As the U.S. dollar has strengthened over the past few years, foreign buyers of U.S. homes have responded to the squeeze in different ways. Buyers from some countries have adjusted their sights lower and responded by shopping for less expensive homes, while others have likely dropped out of the market altogether allowing their better-heeled countrymen to seek more expensive places.
And still others seemingly haven’t adjusted their behavior at all.
Compared to the start of 2015, the U.S. dollar now buys about 30 percent more Mexican pesos, about 25 percent more British pounds, about 15 percent more Brazilian reals, about 10 percent more Chinese yuan, and about 7 percent more Euros or Canadian dollars. These movements mean that homes have become more expensive for international shoppers, above and beyond the added expenses that all buyers – foreign and domestic – have had to cope with as home prices themselves rose.

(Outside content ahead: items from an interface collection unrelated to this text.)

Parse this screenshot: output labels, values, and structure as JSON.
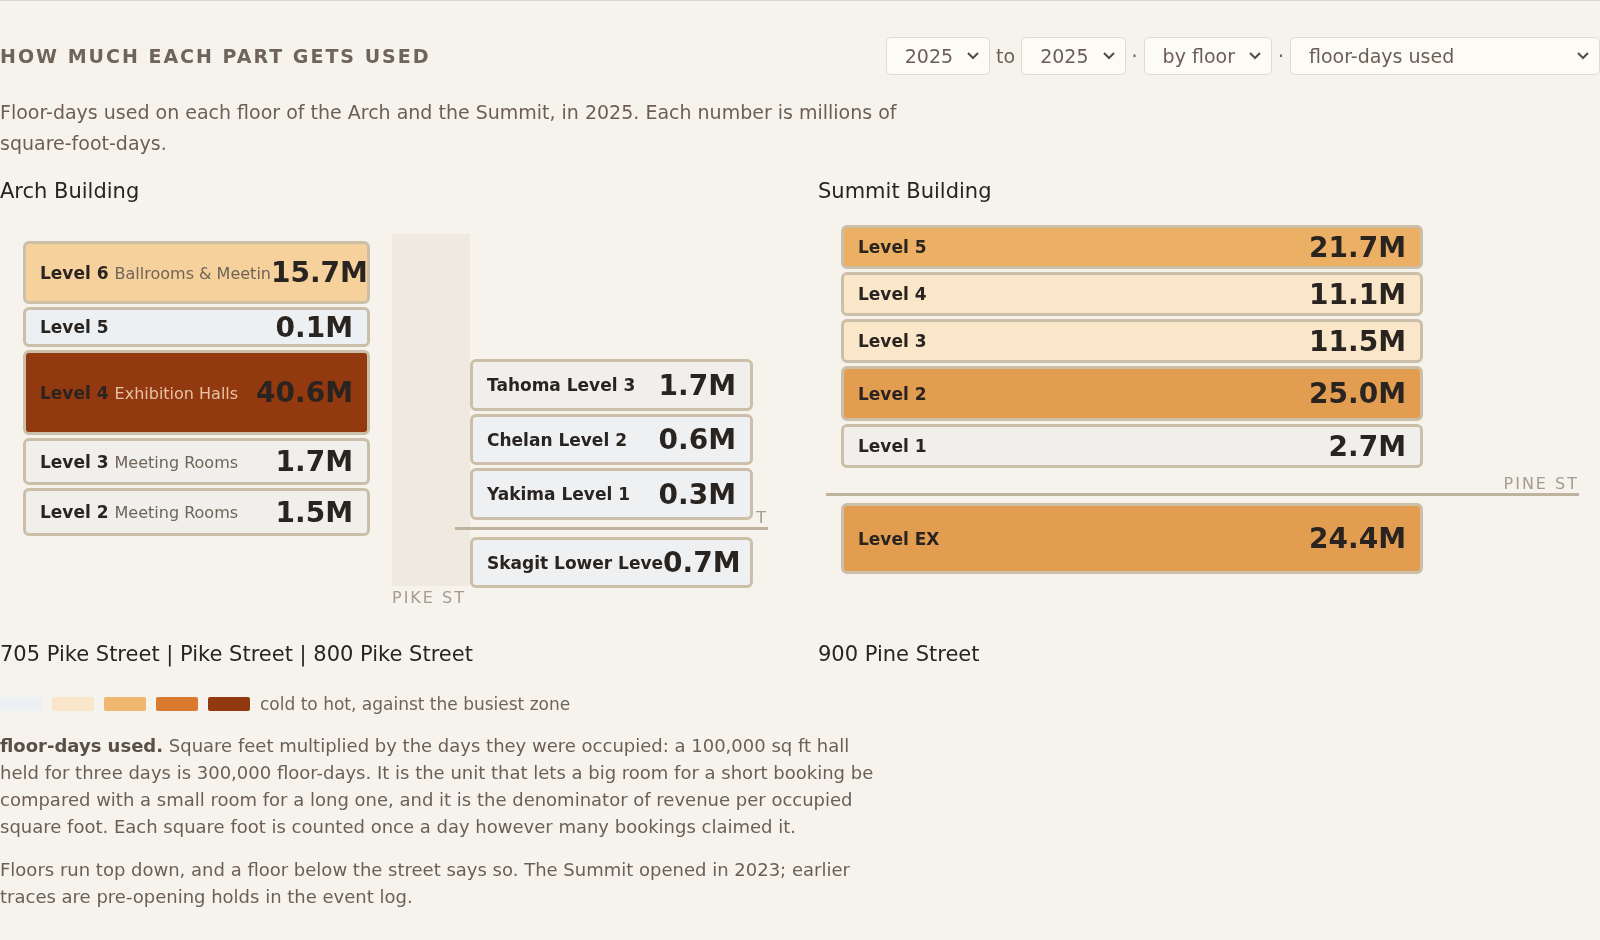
{
  "header": {
    "title": "HOW MUCH EACH PART GETS USED",
    "controls": [
      {
        "kind": "select",
        "value": "2025"
      },
      {
        "kind": "word",
        "value": "to"
      },
      {
        "kind": "select",
        "value": "2025"
      },
      {
        "kind": "word",
        "value": "·"
      },
      {
        "kind": "select",
        "value": "by floor"
      },
      {
        "kind": "word",
        "value": "·"
      },
      {
        "kind": "wide-select",
        "value": "floor-days used"
      }
    ]
  },
  "description": "Floor-days used on each floor of the Arch and the Summit, in 2025. Each number is millions of square-foot-days.",
  "buildings": [
    {
      "name": "Arch Building",
      "address": "705 Pike Street | Pike Street | 800 Pike Street",
      "sections": [
        {
          "kind": "stack",
          "above": [
            {
              "level": "Level 6",
              "use": "Ballrooms & Meetin",
              "value": "15.7M",
              "color": "#f6d19c"
            },
            {
              "level": "Level 5",
              "value": "0.1M",
              "color": "#edf0f3"
            },
            {
              "level": "Level 4",
              "use": "Exhibition Halls",
              "value": "40.6M",
              "color": "#93390f"
            },
            {
              "level": "Level 3",
              "use": "Meeting Rooms",
              "value": "1.7M",
              "color": "#f0efeb"
            },
            {
              "level": "Level 2",
              "use": "Meeting Rooms",
              "value": "1.5M",
              "color": "#f0efeb"
            }
          ]
        },
        {
          "kind": "bridge",
          "label": "PIKE ST"
        },
        {
          "kind": "stack",
          "above": [
            {
              "level": "Tahoma Level 3",
              "value": "1.7M",
              "color": "#f0efeb"
            },
            {
              "level": "Chelan Level 2",
              "value": "0.6M",
              "color": "#eef0f2"
            },
            {
              "level": "Yakima Level 1",
              "value": "0.3M",
              "color": "#eef0f2"
            }
          ],
          "street": "T",
          "below": [
            {
              "level": "Skagit Lower Leve",
              "value": "0.7M",
              "color": "#eef0f2"
            }
          ]
        }
      ]
    },
    {
      "name": "Summit Building",
      "address": "900 Pine Street",
      "sections": [
        {
          "kind": "stack",
          "above": [
            {
              "level": "Level 5",
              "value": "21.7M",
              "color": "#ecb065"
            },
            {
              "level": "Level 4",
              "value": "11.1M",
              "color": "#fae6c8"
            },
            {
              "level": "Level 3",
              "value": "11.5M",
              "color": "#fae6c8"
            },
            {
              "level": "Level 2",
              "value": "25.0M",
              "color": "#e39d50"
            },
            {
              "level": "Level 1",
              "value": "2.7M",
              "color": "#f0efeb"
            }
          ],
          "street": "PINE ST",
          "below": [
            {
              "level": "Level EX",
              "value": "24.4M",
              "color": "#e39d50"
            }
          ]
        }
      ]
    }
  ],
  "legend": {
    "swatches": [
      {
        "color": "#edf0f3"
      },
      {
        "color": "#fae6c8"
      },
      {
        "color": "#efb870"
      },
      {
        "color": "#d97a2e"
      },
      {
        "color": "#93390f"
      }
    ],
    "text": "cold to hot, against the busiest zone"
  },
  "notes": [
    "**floor-days used.** Square feet multiplied by the days they were occupied: a 100,000 sq ft hall held for three days is 300,000 floor-days. It is the unit that lets a big room for a short booking be compared with a small room for a long one, and it is the denominator of revenue per occupied square foot. Each square foot is counted once a day however many bookings claimed it.",
    "Floors run top down, and a floor below the street says so. The Summit opened in 2023; earlier traces are pre-opening holds in the event log."
  ]
}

As the US dollar strengthens relative to these currencies, it’s reasonable to expect two things to happen. First, foreign shoppers could begin to shop for less-expensive U.S. homes. And second, more budget-conscious buyers seeking more modest homes to begin with might drop out of the market entirely. Our research indicates that while both of those are happening to some degree among some buyers, not all international home shoppers have responded in the same way to changing exchange rates, and that some groups tend to be more price-sensitive than others.
Fluctuations in exchange rates don’t appear to matter much to buyers from Europe and the United Kingdom. Regardless of the relative strength or weakness of the euro or British pound, these buyers generally shopped for the same kind of homes they always had, targeting a price percentile roughly 15 to 20 percentage points above the typical U.S. buyer.
Our northern and southern neighbors from Canada and Mexico responded similarly to one another to a strong U.S. dollar, and home shoppers from both nations appear to be particularly sensitive to currency exchange rates. As the loony and peso weakened, the cost of homes considered actually rose, suggesting shift among shoppers toward fewer but more affluent Canadian and Mexican home shoppers in the United States.
Chinese shoppers also appear to be sensitive to currency exchange rates, but in a different way: As the yuan weakened relative to the dollar, Chinese home shoppers began to shop for somewhat less expensive homes. Between early 2015 and early 2017, the yuan moved from around 6.2 yuan per dollar to about 6.9 yuan per dollar, which is associated with about a budget tightening of about $22,000 by the median Chinese home shopper in the United States. The Chinese government also recently started outright prohibiting certain international home purchases.
The case of Brazilian shoppers is less conclusive: There is no statistically significant relationship between the real/dollar exchange rate and the target price of Brazilian home shoppers over the period we studied. Unlike the other currencies we examined, which generally weakened over the past two plus years, the real first weakened and then strengthened. In both mid-2015 and early 2017, the real/dollar exchange rate was at similar levels. But in 2015, Brazilian home shoppers targeted a much lower price point than during the more recent period.
Higman Real Estate Team
Director of Luxury Sales
Engel & Völkers U.S. Holding, Inc.
Mail to: email@example.com
Member of the Park City Board of REALTOR®
Member of the National Board of REALTOR®
ENGEL & VÖLKERS